## WORK ORDER
A complete answer includes every line below with the word "JSON".

MATERIAL PROVIDED START

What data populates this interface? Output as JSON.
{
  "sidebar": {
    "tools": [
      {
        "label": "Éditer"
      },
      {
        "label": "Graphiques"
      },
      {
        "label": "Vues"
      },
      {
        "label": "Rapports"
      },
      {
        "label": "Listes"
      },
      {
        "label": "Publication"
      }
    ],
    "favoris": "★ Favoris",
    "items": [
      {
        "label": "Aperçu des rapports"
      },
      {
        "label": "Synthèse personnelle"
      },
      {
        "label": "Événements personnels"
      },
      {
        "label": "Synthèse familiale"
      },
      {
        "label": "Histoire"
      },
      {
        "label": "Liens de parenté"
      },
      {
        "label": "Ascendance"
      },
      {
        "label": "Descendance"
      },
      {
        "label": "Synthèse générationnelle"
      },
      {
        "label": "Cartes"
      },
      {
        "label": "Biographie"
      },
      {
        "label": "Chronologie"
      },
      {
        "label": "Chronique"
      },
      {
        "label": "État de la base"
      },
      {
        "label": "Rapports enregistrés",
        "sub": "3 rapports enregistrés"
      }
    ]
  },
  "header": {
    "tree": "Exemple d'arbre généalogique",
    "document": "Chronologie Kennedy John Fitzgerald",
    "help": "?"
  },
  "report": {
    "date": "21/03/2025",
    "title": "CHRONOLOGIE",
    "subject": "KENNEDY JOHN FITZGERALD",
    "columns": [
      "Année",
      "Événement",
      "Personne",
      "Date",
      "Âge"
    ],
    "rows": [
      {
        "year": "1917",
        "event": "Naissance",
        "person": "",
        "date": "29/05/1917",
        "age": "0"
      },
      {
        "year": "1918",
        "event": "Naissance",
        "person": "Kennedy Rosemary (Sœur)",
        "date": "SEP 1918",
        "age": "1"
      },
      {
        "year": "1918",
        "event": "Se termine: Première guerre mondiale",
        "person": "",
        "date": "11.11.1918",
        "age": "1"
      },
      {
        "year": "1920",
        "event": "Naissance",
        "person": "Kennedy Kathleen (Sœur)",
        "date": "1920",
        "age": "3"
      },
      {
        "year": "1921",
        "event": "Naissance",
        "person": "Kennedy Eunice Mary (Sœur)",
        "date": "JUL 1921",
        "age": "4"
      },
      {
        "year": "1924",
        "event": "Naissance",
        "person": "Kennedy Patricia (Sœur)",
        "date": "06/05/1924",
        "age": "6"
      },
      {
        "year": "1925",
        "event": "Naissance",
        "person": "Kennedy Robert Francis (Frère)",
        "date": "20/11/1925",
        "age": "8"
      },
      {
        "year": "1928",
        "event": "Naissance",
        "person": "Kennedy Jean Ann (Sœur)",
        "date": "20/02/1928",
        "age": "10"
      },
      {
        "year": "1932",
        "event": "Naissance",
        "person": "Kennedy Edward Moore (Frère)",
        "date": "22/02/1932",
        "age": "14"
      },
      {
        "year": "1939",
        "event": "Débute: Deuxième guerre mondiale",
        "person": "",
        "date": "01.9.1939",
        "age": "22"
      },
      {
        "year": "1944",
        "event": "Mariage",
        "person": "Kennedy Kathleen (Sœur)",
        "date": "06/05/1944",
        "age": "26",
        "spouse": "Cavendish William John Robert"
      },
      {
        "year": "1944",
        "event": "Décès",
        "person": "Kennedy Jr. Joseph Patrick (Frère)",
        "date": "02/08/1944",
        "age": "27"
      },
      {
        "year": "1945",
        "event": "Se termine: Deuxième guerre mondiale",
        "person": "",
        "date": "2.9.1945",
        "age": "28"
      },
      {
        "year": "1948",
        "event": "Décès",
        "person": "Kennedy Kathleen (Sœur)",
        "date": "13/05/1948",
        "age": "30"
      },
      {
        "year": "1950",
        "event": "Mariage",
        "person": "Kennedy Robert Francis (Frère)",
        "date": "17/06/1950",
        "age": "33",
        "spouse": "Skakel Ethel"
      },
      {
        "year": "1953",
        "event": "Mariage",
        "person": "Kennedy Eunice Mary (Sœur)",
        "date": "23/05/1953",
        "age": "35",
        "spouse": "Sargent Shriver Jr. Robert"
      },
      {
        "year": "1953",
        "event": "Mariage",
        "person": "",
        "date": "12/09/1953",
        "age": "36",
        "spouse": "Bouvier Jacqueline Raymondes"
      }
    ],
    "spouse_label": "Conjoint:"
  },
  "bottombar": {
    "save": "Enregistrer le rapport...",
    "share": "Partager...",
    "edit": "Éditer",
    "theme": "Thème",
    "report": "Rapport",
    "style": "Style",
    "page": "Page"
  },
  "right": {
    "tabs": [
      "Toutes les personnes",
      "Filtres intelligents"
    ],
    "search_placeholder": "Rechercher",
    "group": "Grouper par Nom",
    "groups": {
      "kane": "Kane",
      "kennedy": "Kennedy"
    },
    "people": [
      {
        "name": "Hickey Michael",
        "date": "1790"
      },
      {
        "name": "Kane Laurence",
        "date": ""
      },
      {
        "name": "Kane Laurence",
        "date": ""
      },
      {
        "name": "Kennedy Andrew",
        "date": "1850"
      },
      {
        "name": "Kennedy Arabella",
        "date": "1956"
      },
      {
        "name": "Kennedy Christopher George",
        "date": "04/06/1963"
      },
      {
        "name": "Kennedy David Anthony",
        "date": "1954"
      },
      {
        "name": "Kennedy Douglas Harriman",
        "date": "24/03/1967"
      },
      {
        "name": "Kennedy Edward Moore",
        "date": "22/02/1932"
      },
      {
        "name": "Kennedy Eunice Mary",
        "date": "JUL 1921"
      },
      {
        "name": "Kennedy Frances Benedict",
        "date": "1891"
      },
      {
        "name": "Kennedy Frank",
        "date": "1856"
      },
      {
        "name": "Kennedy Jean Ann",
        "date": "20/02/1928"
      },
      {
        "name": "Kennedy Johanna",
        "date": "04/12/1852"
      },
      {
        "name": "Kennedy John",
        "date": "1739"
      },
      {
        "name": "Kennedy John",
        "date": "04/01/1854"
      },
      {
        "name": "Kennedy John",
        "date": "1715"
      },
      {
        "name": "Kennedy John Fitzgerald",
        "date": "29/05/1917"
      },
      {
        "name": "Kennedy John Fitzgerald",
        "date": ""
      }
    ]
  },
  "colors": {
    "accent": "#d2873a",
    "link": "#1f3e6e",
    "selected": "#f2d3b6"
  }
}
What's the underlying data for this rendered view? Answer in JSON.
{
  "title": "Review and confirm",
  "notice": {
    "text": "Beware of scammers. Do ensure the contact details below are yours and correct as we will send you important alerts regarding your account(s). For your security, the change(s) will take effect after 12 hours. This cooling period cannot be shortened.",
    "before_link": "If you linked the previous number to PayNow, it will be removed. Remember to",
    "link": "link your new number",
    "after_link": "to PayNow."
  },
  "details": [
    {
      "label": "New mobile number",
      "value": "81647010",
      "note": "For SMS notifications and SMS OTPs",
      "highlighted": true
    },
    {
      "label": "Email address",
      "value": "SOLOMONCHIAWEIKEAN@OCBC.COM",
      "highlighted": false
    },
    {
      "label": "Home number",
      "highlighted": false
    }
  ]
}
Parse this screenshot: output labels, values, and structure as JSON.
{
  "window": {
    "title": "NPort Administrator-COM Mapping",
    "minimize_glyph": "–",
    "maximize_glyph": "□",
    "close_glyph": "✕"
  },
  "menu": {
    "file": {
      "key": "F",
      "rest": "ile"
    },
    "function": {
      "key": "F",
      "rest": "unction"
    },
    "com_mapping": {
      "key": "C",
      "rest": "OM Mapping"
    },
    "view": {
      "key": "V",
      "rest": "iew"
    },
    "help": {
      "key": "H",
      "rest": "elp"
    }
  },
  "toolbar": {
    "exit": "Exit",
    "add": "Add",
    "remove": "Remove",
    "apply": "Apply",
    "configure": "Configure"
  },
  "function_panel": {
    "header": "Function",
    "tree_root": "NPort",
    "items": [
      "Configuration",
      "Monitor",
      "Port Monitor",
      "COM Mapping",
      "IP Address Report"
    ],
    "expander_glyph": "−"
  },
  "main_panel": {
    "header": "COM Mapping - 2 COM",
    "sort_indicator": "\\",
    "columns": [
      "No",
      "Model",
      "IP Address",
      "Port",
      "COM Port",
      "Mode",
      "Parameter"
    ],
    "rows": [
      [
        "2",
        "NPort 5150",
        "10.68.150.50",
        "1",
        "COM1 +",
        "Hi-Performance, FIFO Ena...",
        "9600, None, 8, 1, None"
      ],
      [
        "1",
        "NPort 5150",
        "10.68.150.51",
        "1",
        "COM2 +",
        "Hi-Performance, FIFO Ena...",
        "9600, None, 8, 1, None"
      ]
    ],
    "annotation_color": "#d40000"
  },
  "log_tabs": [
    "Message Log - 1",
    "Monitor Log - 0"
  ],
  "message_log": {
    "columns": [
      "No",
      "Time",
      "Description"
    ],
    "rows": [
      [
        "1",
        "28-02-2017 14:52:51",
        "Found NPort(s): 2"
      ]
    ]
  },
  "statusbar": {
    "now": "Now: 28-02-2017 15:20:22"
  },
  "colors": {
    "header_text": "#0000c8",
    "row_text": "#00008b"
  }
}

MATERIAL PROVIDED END

## RESPONSE FOR THIS EXERCISE
What data populates this interface? Output as JSON.
What's the underlying data for this rendered view? Answer in JSON.
Parse this screenshot: output labels, values, and structure as JSON.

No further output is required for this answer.